Ley 30230 was introduced in 2014 and has been a source of controversy ever since. Designed to facilitate the inflow of foreign investment, its most worrying and contested aspect has been its weakening of the ability of communities to control the territory which they regard as theirs by ancestral right.
But the aspect that has caused most aggro to the companies has been the decision that requires them to pay the costs of their supervision by the state, in particular by OEFA, the supervisory agency within the Environment Ministry.
The tax, known as the Aporte por Regulación (or APR), requires companies to hand over a percentage of profits (not more than 1 per cent) into the OEFA budget. Were this tax to be repealed, OEFA, already desperate for funding, would, it claims, lose 70 per cent of its budget.
Ojo Público, the NGO which has led the battle throughout, reports claims by OEFA lawyer Aníbal Quiroga León that the real motive behind the opposition is to weaken regulation of the sector.
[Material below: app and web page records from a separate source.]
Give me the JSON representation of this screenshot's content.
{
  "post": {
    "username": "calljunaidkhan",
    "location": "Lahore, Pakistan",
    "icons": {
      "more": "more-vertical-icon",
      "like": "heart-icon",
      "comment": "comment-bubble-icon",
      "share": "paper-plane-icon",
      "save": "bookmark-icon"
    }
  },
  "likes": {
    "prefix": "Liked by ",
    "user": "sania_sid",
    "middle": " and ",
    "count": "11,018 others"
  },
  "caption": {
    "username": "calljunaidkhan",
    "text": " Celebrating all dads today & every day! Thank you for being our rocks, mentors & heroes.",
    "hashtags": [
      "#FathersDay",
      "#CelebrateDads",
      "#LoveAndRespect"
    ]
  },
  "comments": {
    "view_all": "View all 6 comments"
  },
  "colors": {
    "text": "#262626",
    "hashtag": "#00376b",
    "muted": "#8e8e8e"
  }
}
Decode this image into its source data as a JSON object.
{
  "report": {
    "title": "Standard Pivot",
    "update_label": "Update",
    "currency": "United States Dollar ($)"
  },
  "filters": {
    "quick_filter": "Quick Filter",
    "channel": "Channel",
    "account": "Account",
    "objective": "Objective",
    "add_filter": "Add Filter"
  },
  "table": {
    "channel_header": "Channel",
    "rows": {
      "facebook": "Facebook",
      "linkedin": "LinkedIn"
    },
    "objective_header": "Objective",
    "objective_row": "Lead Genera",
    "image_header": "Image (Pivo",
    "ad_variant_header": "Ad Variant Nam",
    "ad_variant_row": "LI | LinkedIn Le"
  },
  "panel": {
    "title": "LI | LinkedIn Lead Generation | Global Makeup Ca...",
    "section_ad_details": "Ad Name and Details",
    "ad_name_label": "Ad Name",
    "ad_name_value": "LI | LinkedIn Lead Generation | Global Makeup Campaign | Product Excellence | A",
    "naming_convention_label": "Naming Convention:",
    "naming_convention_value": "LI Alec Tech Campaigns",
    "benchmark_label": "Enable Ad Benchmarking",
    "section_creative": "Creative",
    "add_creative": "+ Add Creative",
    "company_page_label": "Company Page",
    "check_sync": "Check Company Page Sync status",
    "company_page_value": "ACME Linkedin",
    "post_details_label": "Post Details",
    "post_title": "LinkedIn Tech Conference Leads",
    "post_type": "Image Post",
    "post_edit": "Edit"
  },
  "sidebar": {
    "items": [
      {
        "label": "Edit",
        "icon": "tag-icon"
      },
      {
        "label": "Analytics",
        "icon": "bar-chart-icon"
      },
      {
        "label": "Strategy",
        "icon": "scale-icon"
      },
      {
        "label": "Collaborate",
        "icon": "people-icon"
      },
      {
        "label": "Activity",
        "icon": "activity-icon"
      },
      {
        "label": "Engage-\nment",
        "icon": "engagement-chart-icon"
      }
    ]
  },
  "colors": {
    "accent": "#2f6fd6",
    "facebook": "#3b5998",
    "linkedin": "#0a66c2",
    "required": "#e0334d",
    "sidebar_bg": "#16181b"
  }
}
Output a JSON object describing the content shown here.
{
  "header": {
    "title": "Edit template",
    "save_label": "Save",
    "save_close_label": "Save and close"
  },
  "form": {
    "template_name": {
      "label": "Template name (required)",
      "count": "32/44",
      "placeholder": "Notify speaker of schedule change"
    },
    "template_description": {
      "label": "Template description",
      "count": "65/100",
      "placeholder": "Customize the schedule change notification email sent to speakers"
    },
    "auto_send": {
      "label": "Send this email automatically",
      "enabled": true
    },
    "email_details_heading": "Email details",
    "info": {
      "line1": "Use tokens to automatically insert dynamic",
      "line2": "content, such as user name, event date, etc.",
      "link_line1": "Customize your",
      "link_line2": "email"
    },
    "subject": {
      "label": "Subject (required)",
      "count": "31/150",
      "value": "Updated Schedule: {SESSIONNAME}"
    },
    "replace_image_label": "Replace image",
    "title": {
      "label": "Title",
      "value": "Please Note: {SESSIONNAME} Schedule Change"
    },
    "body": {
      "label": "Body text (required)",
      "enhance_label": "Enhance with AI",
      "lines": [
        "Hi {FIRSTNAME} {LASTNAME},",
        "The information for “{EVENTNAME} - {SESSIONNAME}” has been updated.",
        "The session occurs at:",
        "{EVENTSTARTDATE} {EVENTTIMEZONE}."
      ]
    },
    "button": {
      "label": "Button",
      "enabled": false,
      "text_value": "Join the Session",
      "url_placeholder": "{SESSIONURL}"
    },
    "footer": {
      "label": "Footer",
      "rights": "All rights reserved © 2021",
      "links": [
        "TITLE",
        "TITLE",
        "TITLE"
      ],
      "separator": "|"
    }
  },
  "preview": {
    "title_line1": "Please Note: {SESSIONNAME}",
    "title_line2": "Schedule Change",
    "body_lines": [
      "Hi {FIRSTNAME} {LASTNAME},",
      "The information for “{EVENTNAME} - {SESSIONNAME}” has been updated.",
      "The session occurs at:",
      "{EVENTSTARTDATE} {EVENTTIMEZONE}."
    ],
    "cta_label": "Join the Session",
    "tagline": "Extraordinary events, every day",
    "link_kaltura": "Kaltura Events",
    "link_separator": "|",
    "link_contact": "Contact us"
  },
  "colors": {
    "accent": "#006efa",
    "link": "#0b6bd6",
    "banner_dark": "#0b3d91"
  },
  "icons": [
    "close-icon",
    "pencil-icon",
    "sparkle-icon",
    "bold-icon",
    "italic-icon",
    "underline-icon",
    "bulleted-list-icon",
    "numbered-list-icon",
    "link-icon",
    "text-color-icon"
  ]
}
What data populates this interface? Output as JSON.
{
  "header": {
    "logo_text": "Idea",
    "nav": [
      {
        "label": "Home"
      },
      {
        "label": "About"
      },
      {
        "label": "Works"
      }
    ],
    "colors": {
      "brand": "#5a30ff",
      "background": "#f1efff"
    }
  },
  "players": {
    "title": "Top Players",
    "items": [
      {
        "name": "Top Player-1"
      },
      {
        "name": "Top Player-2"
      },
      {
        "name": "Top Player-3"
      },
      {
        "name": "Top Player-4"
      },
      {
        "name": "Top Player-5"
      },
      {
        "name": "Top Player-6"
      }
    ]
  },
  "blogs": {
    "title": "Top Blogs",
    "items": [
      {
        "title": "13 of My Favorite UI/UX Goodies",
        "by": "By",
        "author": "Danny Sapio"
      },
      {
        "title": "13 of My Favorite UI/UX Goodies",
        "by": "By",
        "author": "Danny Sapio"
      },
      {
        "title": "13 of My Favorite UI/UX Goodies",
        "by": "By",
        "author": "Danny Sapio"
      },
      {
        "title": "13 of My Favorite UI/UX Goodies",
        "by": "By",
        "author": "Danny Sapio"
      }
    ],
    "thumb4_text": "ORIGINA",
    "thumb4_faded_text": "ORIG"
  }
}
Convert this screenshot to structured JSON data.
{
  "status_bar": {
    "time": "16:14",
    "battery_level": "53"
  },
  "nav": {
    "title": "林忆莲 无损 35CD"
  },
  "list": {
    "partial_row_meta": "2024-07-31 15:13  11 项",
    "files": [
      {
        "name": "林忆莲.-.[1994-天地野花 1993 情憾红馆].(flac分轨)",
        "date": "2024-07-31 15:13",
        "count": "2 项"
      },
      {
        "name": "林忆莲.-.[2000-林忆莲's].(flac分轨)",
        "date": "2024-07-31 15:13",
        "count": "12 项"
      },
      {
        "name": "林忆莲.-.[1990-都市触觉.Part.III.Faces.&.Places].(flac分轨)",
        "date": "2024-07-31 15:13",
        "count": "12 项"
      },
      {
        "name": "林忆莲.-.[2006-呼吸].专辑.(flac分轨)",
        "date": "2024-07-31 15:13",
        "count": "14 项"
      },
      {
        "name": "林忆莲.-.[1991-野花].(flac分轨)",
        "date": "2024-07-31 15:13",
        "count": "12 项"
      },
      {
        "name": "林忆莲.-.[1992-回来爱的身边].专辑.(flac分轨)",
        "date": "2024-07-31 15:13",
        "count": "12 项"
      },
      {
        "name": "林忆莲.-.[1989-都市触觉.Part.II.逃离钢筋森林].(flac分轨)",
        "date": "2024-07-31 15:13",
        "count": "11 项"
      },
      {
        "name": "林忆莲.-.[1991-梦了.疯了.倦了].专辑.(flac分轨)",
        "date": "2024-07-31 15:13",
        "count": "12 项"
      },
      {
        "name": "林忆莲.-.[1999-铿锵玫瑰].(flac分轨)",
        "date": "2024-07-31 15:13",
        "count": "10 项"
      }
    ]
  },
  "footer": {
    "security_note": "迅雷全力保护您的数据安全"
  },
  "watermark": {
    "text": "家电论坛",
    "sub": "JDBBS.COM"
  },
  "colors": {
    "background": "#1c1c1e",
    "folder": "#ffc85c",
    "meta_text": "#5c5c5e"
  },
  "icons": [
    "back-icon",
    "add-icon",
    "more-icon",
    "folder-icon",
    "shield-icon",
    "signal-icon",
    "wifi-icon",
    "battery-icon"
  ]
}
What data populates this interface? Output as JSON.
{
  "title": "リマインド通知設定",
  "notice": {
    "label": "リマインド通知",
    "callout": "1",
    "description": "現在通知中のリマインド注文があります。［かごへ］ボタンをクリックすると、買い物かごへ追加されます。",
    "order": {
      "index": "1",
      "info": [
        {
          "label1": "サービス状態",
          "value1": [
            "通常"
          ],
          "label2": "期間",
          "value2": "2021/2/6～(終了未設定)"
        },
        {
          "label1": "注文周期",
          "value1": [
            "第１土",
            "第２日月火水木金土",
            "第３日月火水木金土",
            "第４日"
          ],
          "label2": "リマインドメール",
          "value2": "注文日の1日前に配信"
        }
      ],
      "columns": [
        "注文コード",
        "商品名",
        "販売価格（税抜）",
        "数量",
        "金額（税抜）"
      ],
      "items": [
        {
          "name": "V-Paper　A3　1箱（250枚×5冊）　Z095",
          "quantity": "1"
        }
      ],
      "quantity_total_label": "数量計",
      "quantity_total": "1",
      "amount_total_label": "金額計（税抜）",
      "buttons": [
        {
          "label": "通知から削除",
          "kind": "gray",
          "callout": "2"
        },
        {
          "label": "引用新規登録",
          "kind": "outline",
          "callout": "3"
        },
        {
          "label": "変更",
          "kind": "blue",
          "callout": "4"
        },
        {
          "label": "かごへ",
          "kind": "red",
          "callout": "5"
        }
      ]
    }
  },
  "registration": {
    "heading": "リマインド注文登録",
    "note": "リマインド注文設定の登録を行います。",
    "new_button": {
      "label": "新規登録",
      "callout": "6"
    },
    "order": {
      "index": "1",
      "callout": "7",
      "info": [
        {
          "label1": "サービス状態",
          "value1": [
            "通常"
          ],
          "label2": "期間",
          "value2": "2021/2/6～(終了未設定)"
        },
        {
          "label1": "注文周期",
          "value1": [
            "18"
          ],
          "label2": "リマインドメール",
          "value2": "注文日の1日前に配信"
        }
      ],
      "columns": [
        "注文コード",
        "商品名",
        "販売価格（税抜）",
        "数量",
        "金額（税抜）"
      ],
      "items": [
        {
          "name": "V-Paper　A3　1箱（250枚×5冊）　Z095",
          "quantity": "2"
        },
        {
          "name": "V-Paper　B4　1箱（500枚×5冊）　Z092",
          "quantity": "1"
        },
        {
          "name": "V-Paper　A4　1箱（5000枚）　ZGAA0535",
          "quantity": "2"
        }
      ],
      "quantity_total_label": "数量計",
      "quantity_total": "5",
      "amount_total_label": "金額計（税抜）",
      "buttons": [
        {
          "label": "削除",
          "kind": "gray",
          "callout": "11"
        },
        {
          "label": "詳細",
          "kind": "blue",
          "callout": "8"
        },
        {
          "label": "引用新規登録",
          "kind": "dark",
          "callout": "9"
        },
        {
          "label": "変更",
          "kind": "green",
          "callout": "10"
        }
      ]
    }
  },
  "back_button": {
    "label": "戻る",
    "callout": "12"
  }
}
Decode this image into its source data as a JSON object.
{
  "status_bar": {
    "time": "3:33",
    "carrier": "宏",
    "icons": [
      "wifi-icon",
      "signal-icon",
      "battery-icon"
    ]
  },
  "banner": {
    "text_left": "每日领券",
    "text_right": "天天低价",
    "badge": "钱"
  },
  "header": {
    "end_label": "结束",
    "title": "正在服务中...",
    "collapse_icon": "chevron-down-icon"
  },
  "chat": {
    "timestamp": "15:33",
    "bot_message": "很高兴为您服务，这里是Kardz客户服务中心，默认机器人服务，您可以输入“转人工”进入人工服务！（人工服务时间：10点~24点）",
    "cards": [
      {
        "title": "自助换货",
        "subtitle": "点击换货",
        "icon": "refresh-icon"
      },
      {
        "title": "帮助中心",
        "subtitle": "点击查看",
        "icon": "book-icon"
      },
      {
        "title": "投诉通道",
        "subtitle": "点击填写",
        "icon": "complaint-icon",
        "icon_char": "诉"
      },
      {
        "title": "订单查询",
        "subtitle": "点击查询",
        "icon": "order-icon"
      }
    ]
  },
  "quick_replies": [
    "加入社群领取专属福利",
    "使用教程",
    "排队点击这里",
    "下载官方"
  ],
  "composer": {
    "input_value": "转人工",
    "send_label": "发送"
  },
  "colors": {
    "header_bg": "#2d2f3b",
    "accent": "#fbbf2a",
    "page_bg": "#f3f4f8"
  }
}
Numerous efforts by companies to secure repeal have failed over the past five years. But now two companies, Cerro Verde and Perubar, have taken the matter to the Constitutional Tribunal declaring the tax unconstitutional and illegal. No date has been set for its ruling on this matter.